SteveCBT I also check oil every Saturday and tire pressure every other Saturday. My previous and current car never used oil between changes and current car has TPMS but I still check oil and tires.

Why not replace the bearings? Gotta be cheaper than a used motor. Can you get to the bearing easily on this type of motor? Rocketman

@rocketman The trouble is that the crankshaft will also be damaged.

…and the cylinder walls may have been scored.
There are just too many possibilities for damage to that engine for it to be repaired economically, hence the recommendation of installing a new (used) engine.

I have a different perspective. If your son was checking the oil regularly and the car was not loosing oil, then whatever caused this failure was a semi-catastrophic failure causing large oil consumption. If he knew about it, maybe he could have babied the car for a few weeks, but that engine was probably toast either way.

I am OCD, but my engine oil checks vary based on the car. If I know the car and it has not been burning any oil, I usually check every 2 weeks. If I know a car has some seepage or other issues, I keep a closer eye on the oil. I always check the garage floor and when I pull out of a spot, so I would know about a major leak immediately.

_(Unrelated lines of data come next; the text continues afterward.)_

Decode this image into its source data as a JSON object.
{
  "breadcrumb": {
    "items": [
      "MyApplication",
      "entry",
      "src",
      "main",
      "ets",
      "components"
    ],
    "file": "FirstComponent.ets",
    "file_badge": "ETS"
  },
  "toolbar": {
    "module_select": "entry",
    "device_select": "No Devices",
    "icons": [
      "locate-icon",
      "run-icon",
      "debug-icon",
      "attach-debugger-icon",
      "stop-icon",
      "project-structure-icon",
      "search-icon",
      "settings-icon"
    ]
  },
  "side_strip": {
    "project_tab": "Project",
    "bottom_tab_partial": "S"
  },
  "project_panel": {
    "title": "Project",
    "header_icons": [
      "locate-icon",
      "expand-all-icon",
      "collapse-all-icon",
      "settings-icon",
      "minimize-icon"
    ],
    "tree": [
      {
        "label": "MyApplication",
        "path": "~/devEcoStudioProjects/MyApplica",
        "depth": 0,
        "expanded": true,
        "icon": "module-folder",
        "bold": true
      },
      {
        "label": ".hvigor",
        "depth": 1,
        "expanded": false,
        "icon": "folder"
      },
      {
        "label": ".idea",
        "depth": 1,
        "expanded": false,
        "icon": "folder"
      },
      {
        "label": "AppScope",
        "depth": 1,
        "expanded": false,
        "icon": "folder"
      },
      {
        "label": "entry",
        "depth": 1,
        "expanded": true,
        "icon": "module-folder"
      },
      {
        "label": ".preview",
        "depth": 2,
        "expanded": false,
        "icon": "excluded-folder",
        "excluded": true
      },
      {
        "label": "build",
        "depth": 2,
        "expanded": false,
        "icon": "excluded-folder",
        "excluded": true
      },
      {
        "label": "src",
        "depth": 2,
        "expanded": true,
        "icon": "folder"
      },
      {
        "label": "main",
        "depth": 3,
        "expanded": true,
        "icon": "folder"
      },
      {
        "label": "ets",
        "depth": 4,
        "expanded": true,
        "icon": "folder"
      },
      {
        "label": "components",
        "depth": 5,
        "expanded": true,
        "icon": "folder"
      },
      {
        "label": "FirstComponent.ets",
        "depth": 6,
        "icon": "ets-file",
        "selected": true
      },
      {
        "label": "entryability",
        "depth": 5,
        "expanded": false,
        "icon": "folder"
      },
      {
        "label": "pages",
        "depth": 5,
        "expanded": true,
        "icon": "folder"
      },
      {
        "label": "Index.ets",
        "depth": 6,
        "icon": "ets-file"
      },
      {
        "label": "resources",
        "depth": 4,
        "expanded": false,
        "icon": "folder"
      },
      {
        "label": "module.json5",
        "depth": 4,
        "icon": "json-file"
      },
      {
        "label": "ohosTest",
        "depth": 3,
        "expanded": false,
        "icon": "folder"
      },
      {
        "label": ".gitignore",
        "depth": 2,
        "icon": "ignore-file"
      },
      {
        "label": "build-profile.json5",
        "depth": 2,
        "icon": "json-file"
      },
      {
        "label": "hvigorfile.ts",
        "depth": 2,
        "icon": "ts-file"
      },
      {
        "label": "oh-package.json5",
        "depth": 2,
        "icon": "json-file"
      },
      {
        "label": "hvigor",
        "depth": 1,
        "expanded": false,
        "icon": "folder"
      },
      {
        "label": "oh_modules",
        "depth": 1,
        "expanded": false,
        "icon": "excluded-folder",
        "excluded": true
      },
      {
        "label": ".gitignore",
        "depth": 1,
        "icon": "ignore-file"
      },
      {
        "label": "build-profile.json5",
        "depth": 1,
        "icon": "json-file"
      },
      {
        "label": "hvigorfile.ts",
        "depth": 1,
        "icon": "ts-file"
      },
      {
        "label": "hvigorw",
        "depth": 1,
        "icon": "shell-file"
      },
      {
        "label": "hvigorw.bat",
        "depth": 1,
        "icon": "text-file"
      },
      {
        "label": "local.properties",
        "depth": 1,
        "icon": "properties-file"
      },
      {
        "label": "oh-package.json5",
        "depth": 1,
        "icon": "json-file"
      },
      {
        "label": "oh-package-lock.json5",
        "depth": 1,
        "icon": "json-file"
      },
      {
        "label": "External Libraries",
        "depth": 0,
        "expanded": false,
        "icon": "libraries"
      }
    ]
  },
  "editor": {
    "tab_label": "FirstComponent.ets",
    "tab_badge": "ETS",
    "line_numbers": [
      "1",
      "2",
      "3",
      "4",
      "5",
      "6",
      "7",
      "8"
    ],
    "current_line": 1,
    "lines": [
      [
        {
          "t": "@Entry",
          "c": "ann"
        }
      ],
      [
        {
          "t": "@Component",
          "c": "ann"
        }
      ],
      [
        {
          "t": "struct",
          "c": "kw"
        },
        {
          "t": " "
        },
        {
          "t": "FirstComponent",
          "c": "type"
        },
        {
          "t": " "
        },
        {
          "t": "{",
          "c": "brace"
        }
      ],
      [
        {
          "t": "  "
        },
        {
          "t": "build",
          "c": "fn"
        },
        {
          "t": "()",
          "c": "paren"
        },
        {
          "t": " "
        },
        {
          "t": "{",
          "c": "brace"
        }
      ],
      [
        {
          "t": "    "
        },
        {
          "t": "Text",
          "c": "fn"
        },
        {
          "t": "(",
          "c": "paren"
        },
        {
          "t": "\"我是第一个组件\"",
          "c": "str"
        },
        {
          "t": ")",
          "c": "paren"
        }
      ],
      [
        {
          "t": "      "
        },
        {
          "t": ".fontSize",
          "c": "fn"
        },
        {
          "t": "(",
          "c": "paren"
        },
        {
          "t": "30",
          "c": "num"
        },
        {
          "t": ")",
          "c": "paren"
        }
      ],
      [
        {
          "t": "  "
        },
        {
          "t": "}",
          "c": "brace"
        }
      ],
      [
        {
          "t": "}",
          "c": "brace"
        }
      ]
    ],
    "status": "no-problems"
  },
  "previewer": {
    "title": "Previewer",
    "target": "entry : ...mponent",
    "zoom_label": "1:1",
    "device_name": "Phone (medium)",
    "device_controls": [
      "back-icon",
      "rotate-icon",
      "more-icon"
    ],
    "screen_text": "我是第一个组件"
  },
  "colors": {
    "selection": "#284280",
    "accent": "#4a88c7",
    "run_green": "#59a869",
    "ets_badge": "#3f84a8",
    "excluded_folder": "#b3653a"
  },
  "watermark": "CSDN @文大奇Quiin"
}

I am OCD, but my engine oil checks vary based on the car. If I know the car and it has not been burning any oil, I usually check every 2 weeks. If I know a car has some seepage or other issues, I keep a closer eye on the oil. I always check the garage floor and when I pull out of a spot, so I would know about a major leak immediately.

That’s the way I am too. If I buy a new…used car…I check the oil daily for the first week. if there are no signs of heavy usage, then I go to every two weeks.
I also seem to notice those oil stains where we park and if I had not, my wife would have probably burnt up two cars this past year. Somehow she has been lucky enough to have something (road debris) puncture the oil filters on two of her cars…all within about 2 months. They were not bad leaks, but enough to leave a puddle where she parks. She never noticed.
The problem is that her ears are going and she keeps the radio so loud…she’d never hear the engine clatter from a lack of oil.


Put oil in it and hopefully noise goes away. If it does my guess is the car will die before the engine does if you maintain the oil level after this incident.

If noise is gone make it a regular habit to check/top oil every 2-3 fuel fillups and the car will likely live a decent life.